Slow verification of blocked CNICs irritates people

28 Jul 2017


People protest outside the Nadra office at Abdara Road, Peshawar, on Thursday. — White Star
People protest outside the Nadra office at Abdara Road, Peshawar, on Thursday. — White Star

PESHAWAR: Hundreds of people, whose Computerised National Identity Cards (CNIC) were blocked on suspicion, have been rattled by slow verification process of their documents at the National Database and Registration Authority (Nadra) centres in Peshawar.

Dripping with sweat, the affected people of all ages including women and children have to wait in the humid weather outside Nadra centre in the posh University Town’s Abdara Road to prove that they are bona fide citizens and not aliens.

Nadra has setup centres at University Town, Hayatabad Phase-III Chowk and office of the deputy commissioner, where temporarily unblocked identity cards are processed.

People daily reach these centres before dawn, but only few ‘lucky’ of them get the chance to enter the centre for verification of their document. The rest of them go back to their homes after 4pm without processing their cases.

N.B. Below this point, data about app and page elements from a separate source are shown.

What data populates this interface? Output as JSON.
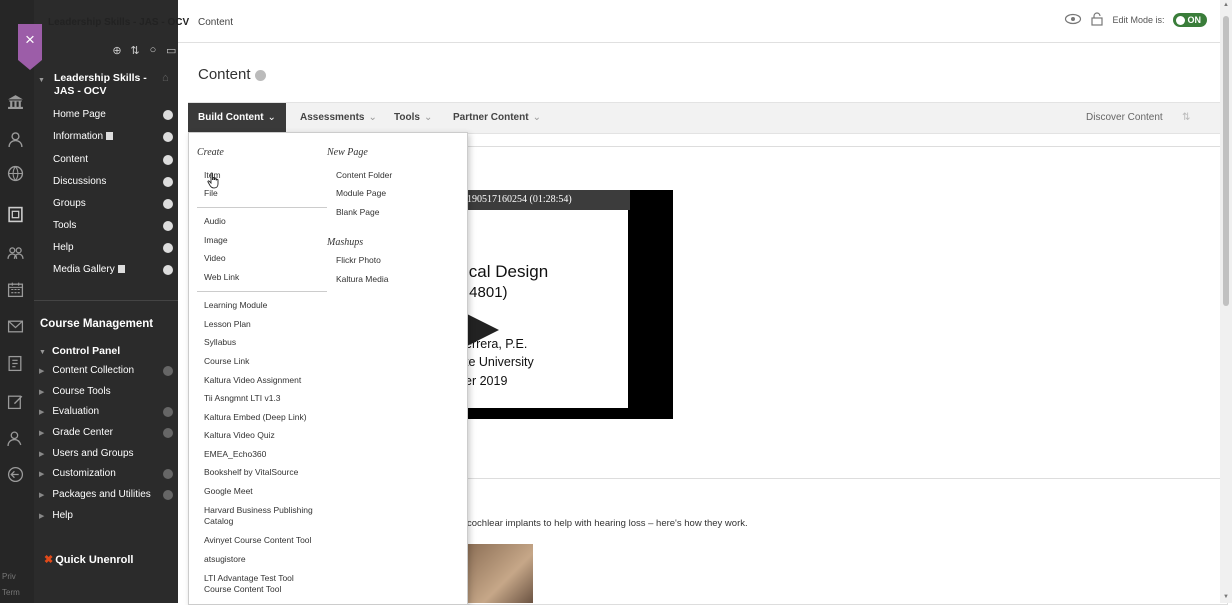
{
  "rail": {
    "icons": [
      "institution-icon",
      "user-icon",
      "globe-icon",
      "courses-icon",
      "groups-icon",
      "calendar-icon",
      "mail-icon",
      "grades-icon",
      "edit-icon",
      "user2-icon",
      "logout-icon"
    ],
    "footer": [
      "Priv",
      "Term"
    ]
  },
  "topbar": {
    "course_name": "Leadership Skills - JAS - OCV",
    "breadcrumb": "Content",
    "edit_mode_label": "Edit Mode is:",
    "edit_mode_value": "ON"
  },
  "course_menu": {
    "title": "Leadership Skills - JAS - OCV",
    "items": [
      {
        "label": "Home Page"
      },
      {
        "label": "Information"
      },
      {
        "label": "Content"
      },
      {
        "label": "Discussions"
      },
      {
        "label": "Groups"
      },
      {
        "label": "Tools"
      },
      {
        "label": "Help"
      },
      {
        "label": "Media Gallery"
      }
    ]
  },
  "course_management": {
    "title": "Course Management",
    "control_panel": "Control Panel",
    "items": [
      {
        "label": "Content Collection",
        "plus": true
      },
      {
        "label": "Course Tools",
        "plus": false
      },
      {
        "label": "Evaluation",
        "plus": true
      },
      {
        "label": "Grade Center",
        "plus": true
      },
      {
        "label": "Users and Groups",
        "plus": false
      },
      {
        "label": "Customization",
        "plus": true
      },
      {
        "label": "Packages and Utilities",
        "plus": true
      },
      {
        "label": "Help",
        "plus": false
      }
    ],
    "quick_unenroll": "Quick Unenroll"
  },
  "page": {
    "title": "Content"
  },
  "action_bar": {
    "build_content": "Build Content",
    "assessments": "Assessments",
    "tools": "Tools",
    "partner_content": "Partner Content",
    "discover_content": "Discover Content"
  },
  "dropdown": {
    "create_heading": "Create",
    "create_group1": [
      "Item",
      "File"
    ],
    "create_group2": [
      "Audio",
      "Image",
      "Video",
      "Web Link"
    ],
    "create_group3": [
      "Learning Module",
      "Lesson Plan",
      "Syllabus",
      "Course Link",
      "Kaltura Video Assignment",
      "Tii Asngmnt LTI v1.3",
      "Kaltura Embed (Deep Link)",
      "Kaltura Video Quiz",
      "EMEA_Echo360",
      "Bookshelf by VitalSource",
      "Google Meet"
    ],
    "create_group4": [
      "Harvard Business Publishing Catalog",
      "Avinyet Course Content Tool",
      "atsugistore",
      "LTI Advantage Test Tool Course Content Tool"
    ],
    "newpage_heading": "New Page",
    "newpage_items": [
      "Content Folder",
      "Module Page",
      "Blank Page"
    ],
    "mashups_heading": "Mashups",
    "mashups_items": [
      "Flickr Photo",
      "Kaltura Media"
    ]
  },
  "video": {
    "bar_text": "190517160254 (01:28:54)",
    "line1": "ical Design",
    "line2": ".4801)",
    "line3": "errera, P.E.",
    "line4": "te University",
    "line5": "er 2019"
  },
  "article": {
    "text": "cochlear implants to help with hearing loss – here's how they work."
  }
}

Official says only 40 cases processed at each centre daily

The situation at all three verification centres is terrible. There are no proper arrangements for drinking water, shed or washroom facility at these centres. People have to sit on the footpath or to stand in sizzling heat for hours. Jostling starts when the gatekeeper loudly calls an individual for verification.

“I have been visiting Nadra centre for the last 10 days, but I am unable to enter the office to clear my case,” said Zameen Gul. Like others, his card was unblocked temporarily in April 2017 on the directives of Federal Minister Interior Chaudhry Nisar Ali Khan. Mr Gul’s CNIC was blocked three years ago.

Usman Ghani, 55, another affected person, lamented the “rough attitude” of the police guards and Nadra staff. He said that people having recommendation letters from the influential persons were allowed to enter the centre.

“People with Perchi (chit) are getting positive treatment and the poor have to visit again and again,” complained Mr Ghani. He alleged that police manhandled helpless people.

Nadra had blocked over 300,000 CNICs across the country of which 160,000 cases belong to Khyber Pakhtunkhwa and Federally Administered Tribal Areas (Fata).

The authority had blocked “bogus” CNICs on suspicion that foreigners, majority of them Afghan nationals, had obtained the citizenship cards.

The temporary relaxation was given to the affected people after alleged ethnic profiling of Pakhtuns in Punjab followed by protest movement of Awami National Party. The ANP lawmakers set up protest camp outside Parliament House to press the government for unblocking the CNICs of the affected people.

An official told Dawn that as per the headquarters’ directives only 40 cases were processed at each centre in Peshawar on daily basis while over 400 people visited each office.

He admitted that slow verification process of blocked cards irritated people. He said that verification of documents was a lengthy process and the headquarters should strengthen the staff to expedite it.

“The authority may not be able to complete verification of blocked CNICs keeping in view the slow process,” the official said.

Officials said that suspected CNICs were unblocked only for two months. The relaxation has been extended for indefinite period. The authority informed the affected people to visit verification centres to clear their blocked cards.

Nadra Staff Officer Yaseer said that additional centre was opened in University Town due to increasing rush in Hayatabad. He claimed that facilities had been provided to the people visiting those centres.

“Nadra staff is facilitating visitors and every facility is available there,” he said. He said that verification centres had been set up in all district headquarters in the province and adjacent tribal agencies. In addition, the deputy commissioners concerned and political agents had been empowered to process the blocked CNICs.

Published in Dawn, July 28th, 2017